Date of Award
Doctor of Philosophy (PhD)
The peptide-recognition domains playa key role in Eukaryotic signal transduction by mediating sequence-specific interactions with their protein/peptide ligands. In this thesis, I illustrate in molecular detail the recognition mechanisms utilized by three peptide-recognition domains: SH2 (Src homology 2) domains, PTB (phosphotyrosine binding) domains, and SH3 (Src homology 3) domains. The SH2 domains recognize tyrosylphosphorylated peptides using a binding mode that is conserved among the SH2 family members. In particular, the structure of the SH-PTP2 SH2 domain (described in this thesis) has revealed that sequence specificity can extend across the five residues immediately C-terminal to the phosphotyrosine. On the other hand, the PTB domains interact with peptide residues that are Nterminal to the phosphotyrosine in the sequence context, NPxY*. Although phosphorylation on tyrosine residue of ligand is absolutely required for interacting with the SH2 domains, some PTB domains (such as the XlI PTB domain described in this thesis) are able to mediate phosphorylationindependent interaction. The three-dimensional structure of the XlI PTB/peptide complex has revealed a general mechanism utilized for recognizing both phosphorylated and nonphosphorylated peptide ligands. In combination with in vitro binding study, the structural findings suggest that the PTB domains should be regarded as peptide recognition modules rather than phosphotyrosine binding module (as for the SH2 domain). While local sequences in the peptide ligands appear to determine the specificity in binding to the SH2 and PTB domains, SH3/peptide interactions are in general of low specificity and low affinity.

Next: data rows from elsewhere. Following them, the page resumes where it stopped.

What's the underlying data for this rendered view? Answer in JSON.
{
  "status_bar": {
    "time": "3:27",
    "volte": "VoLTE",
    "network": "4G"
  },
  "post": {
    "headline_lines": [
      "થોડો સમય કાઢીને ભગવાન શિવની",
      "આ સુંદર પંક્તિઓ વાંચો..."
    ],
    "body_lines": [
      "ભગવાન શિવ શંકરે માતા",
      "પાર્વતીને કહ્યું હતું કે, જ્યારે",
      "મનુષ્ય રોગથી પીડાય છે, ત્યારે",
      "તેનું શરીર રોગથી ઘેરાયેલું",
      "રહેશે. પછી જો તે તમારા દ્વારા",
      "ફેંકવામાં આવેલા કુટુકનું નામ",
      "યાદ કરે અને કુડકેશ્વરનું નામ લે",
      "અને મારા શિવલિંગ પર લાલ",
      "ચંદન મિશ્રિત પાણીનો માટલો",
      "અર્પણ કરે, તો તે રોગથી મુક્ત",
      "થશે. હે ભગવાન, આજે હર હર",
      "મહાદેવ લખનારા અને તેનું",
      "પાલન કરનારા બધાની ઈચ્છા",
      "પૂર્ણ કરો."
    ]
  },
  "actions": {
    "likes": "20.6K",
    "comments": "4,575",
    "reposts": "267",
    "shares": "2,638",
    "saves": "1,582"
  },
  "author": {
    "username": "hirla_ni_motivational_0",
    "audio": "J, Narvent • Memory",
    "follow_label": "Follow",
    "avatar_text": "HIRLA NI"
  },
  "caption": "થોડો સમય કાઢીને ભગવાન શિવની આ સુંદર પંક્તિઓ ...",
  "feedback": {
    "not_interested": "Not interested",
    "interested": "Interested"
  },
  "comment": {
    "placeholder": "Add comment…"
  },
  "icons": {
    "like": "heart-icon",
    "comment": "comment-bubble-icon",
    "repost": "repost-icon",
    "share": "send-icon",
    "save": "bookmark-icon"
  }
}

As demonstrated by my biochemical study of HIV-l Nef/SH3 domain interaction, regions of intact SH3 binding proteins outside the PxxP motif can enhance both affinity and specificity by targeting the highly divergent RT-loop of the SH3 domains. The crystal structure of Nef in complex with a Src-family SH3 domain has provided the first example of high affinity SH3-protein interaction and revealed a novel mechanism by which SH3-mediated interaction achieves high affinity and specificity by the presentation of the PxxP motif on the tertiary structure of Nef. Furthermore, the structure of HIV-l Nef suggests that Nef functions as an adaptor to subvert cellular signaling processes for the benefit of the invading virus.
Lee, Chi-Hon, "Protein/Peptide Recognition Modules in Cellular Signaling and HIV Pathogenesis" (1997). Student Theses and Dissertations. 451.